Items listed in a dataset:
-- -- --

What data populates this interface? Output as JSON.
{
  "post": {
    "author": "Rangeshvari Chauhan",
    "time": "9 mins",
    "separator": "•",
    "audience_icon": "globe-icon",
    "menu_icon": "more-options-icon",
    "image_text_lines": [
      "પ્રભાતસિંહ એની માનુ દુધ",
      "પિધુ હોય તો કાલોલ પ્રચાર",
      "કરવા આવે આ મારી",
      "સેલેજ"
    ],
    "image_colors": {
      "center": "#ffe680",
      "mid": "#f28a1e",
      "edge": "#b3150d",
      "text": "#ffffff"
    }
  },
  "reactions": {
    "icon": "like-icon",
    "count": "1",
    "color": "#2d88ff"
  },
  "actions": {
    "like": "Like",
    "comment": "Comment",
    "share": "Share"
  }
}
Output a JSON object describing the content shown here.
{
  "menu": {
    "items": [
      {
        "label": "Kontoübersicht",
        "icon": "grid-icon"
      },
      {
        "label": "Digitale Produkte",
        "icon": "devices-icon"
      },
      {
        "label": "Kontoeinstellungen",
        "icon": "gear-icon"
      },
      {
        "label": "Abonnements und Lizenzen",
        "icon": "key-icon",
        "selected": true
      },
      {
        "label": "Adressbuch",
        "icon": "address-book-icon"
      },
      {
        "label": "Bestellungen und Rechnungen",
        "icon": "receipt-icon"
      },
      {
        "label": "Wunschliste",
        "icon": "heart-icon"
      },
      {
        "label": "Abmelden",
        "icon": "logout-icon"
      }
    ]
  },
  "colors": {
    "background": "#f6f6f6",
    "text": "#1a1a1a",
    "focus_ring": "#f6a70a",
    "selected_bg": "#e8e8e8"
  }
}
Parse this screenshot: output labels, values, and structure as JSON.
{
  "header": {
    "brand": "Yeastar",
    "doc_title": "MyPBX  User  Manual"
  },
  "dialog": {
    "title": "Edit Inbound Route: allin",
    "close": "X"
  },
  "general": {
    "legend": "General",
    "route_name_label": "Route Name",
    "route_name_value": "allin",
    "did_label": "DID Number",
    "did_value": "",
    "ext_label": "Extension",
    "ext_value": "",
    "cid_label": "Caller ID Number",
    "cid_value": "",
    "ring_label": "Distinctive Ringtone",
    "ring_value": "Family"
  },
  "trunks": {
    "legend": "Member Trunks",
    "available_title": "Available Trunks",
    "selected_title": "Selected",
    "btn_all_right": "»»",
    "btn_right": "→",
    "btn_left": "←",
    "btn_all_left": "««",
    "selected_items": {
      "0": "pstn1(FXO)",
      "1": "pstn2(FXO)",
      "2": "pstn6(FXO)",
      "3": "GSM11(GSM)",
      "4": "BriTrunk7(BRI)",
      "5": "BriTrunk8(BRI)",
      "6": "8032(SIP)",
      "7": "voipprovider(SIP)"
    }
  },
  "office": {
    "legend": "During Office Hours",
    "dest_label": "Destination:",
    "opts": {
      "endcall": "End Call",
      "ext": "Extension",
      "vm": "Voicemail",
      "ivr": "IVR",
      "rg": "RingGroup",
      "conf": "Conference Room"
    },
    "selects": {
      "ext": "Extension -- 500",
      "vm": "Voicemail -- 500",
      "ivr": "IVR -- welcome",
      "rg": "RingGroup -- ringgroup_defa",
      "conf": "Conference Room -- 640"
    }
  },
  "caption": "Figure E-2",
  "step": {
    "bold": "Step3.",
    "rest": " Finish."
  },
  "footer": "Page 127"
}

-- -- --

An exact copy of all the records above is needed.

— ANSWER AREA —
What data populates this interface? Output as JSON.
{
  "post": {
    "author": "Rangeshvari Chauhan",
    "time": "9 mins",
    "separator": "•",
    "audience_icon": "globe-icon",
    "menu_icon": "more-options-icon",
    "image_text_lines": [
      "પ્રભાતસિંહ એની માનુ દુધ",
      "પિધુ હોય તો કાલોલ પ્રચાર",
      "કરવા આવે આ મારી",
      "સેલેજ"
    ],
    "image_colors": {
      "center": "#ffe680",
      "mid": "#f28a1e",
      "edge": "#b3150d",
      "text": "#ffffff"
    }
  },
  "reactions": {
    "icon": "like-icon",
    "count": "1",
    "color": "#2d88ff"
  },
  "actions": {
    "like": "Like",
    "comment": "Comment",
    "share": "Share"
  }
}
Output a JSON object describing the content shown here.
{
  "menu": {
    "items": [
      {
        "label": "Kontoübersicht",
        "icon": "grid-icon"
      },
      {
        "label": "Digitale Produkte",
        "icon": "devices-icon"
      },
      {
        "label": "Kontoeinstellungen",
        "icon": "gear-icon"
      },
      {
        "label": "Abonnements und Lizenzen",
        "icon": "key-icon",
        "selected": true
      },
      {
        "label": "Adressbuch",
        "icon": "address-book-icon"
      },
      {
        "label": "Bestellungen und Rechnungen",
        "icon": "receipt-icon"
      },
      {
        "label": "Wunschliste",
        "icon": "heart-icon"
      },
      {
        "label": "Abmelden",
        "icon": "logout-icon"
      }
    ]
  },
  "colors": {
    "background": "#f6f6f6",
    "text": "#1a1a1a",
    "focus_ring": "#f6a70a",
    "selected_bg": "#e8e8e8"
  }
}
Parse this screenshot: output labels, values, and structure as JSON.
{
  "header": {
    "brand": "Yeastar",
    "doc_title": "MyPBX  User  Manual"
  },
  "dialog": {
    "title": "Edit Inbound Route: allin",
    "close": "X"
  },
  "general": {
    "legend": "General",
    "route_name_label": "Route Name",
    "route_name_value": "allin",
    "did_label": "DID Number",
    "did_value": "",
    "ext_label": "Extension",
    "ext_value": "",
    "cid_label": "Caller ID Number",
    "cid_value": "",
    "ring_label": "Distinctive Ringtone",
    "ring_value": "Family"
  },
  "trunks": {
    "legend": "Member Trunks",
    "available_title": "Available Trunks",
    "selected_title": "Selected",
    "btn_all_right": "»»",
    "btn_right": "→",
    "btn_left": "←",
    "btn_all_left": "««",
    "selected_items": {
      "0": "pstn1(FXO)",
      "1": "pstn2(FXO)",
      "2": "pstn6(FXO)",
      "3": "GSM11(GSM)",
      "4": "BriTrunk7(BRI)",
      "5": "BriTrunk8(BRI)",
      "6": "8032(SIP)",
      "7": "voipprovider(SIP)"
    }
  },
  "office": {
    "legend": "During Office Hours",
    "dest_label": "Destination:",
    "opts": {
      "endcall": "End Call",
      "ext": "Extension",
      "vm": "Voicemail",
      "ivr": "IVR",
      "rg": "RingGroup",
      "conf": "Conference Room"
    },
    "selects": {
      "ext": "Extension -- 500",
      "vm": "Voicemail -- 500",
      "ivr": "IVR -- welcome",
      "rg": "RingGroup -- ringgroup_defa",
      "conf": "Conference Room -- 640"
    }
  },
  "caption": "Figure E-2",
  "step": {
    "bold": "Step3.",
    "rest": " Finish."
  },
  "footer": "Page 127"
}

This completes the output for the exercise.